The following is from the Historic Environment Scotland Gardens and Designed Landscapes Inventory. For the most up-to-date Inventory entry, please visit the Historic Environment Scotland website:

http://portal.historic-scotland.gov.uk/hes/web/f?p=PORTAL:DESIGNATIONS:0

Reason for Inclusion

A good example of William Adam's formal style of landscape design carried out in the 1700s with the structure still relatively intact today. The parkland avenues provide an impressive setting for the category A listed Drum House.

Site History

The structure of the design laid out by William Adam in the early half of the 18th century remains today.

The Drum is named after the ancient royal hunting forest of Drumselch, which once covered the land from The Drum to Holyrood. The barony of the Drum belonged in early times to a family called Herring until the times of Robert I when the only surviving daughter, Giles, married Sir Walter de Somerville of Linton & Carnwath. The Somerville family lived at The Drum until 1800, and it is referred to in some documents as Somerville House. A mansion house was begun in 1584 at a site to the west of the present house and was designed by John Mylne for Hugh, the 7th Lord Somerville. That house suffered from several fires and in 1726 a new house was begun for the 12th Lord Somerville (although some records refer to the 13th Lord Somerville as the builder). The house was designed by William Adam who also designed the layout for the grounds. The Drum estate was sold in lots between 1800- 1806, and had several changes of ownership before it was purchased in 1862 by Mr John More-Nisbett of Cairnhill. Most of the early estate records are thought to have been lost during this intervening period. Mr More-Nisbett added the Victorian extension to the house, and his wife Lady Agnes laid out an 'enchanting oval flower garden, surrounded by beech, gean and Rhododendron, outside the west wall of the large kitchen garden' (Sheila Forman, Scots Map. Vo. 51 1955, p.34) which was kept up in the 1950s.

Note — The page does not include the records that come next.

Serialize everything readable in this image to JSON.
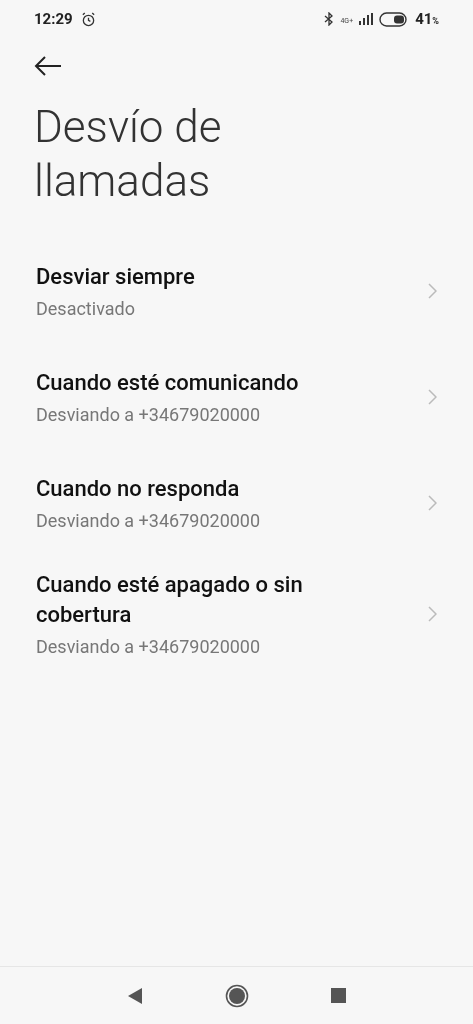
{
  "status_bar": {
    "time": "12:29",
    "network": "4G+",
    "battery": "41",
    "battery_unit": "%"
  },
  "title": "Desvío de llamadas",
  "items": [
    {
      "title": "Desviar siempre",
      "subtitle": "Desactivado"
    },
    {
      "title": "Cuando esté comunicando",
      "subtitle": "Desviando a +34679020000"
    },
    {
      "title": "Cuando no responda",
      "subtitle": "Desviando a +34679020000"
    },
    {
      "title": "Cuando esté apagado o sin cobertura",
      "subtitle": "Desviando a +34679020000"
    }
  ]
}
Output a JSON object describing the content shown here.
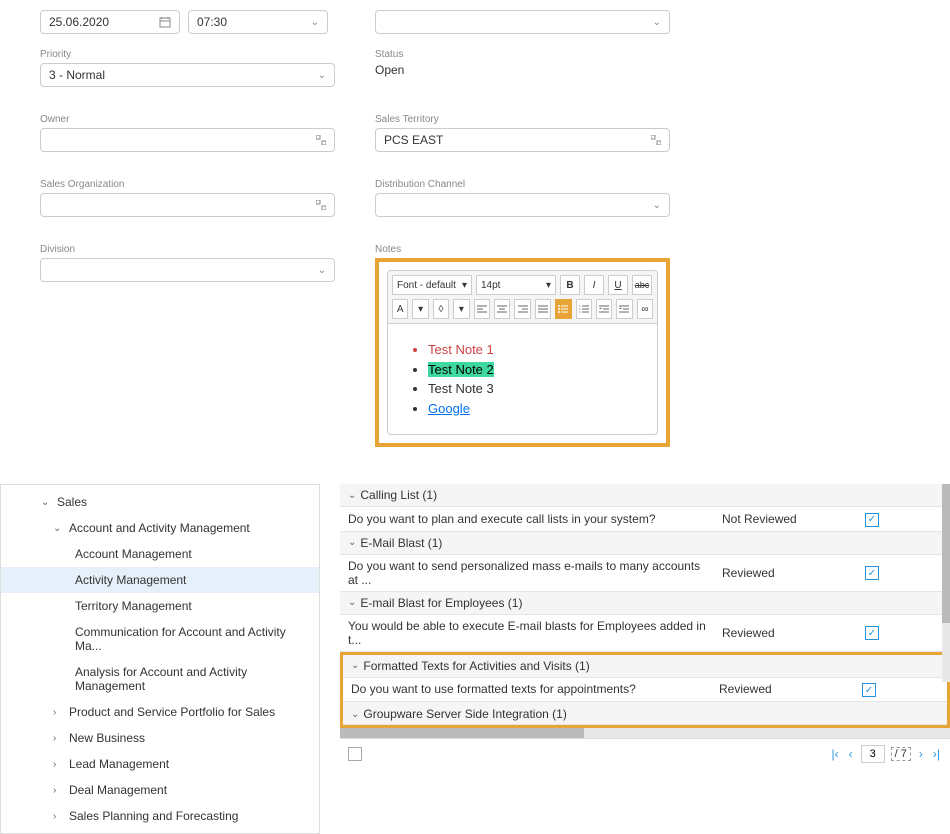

Associated People

People associated to The Drum

Contact

Telephone

0131 668 8600

Official Website

Click Here
References

References

Contributors

  • Historic Scotland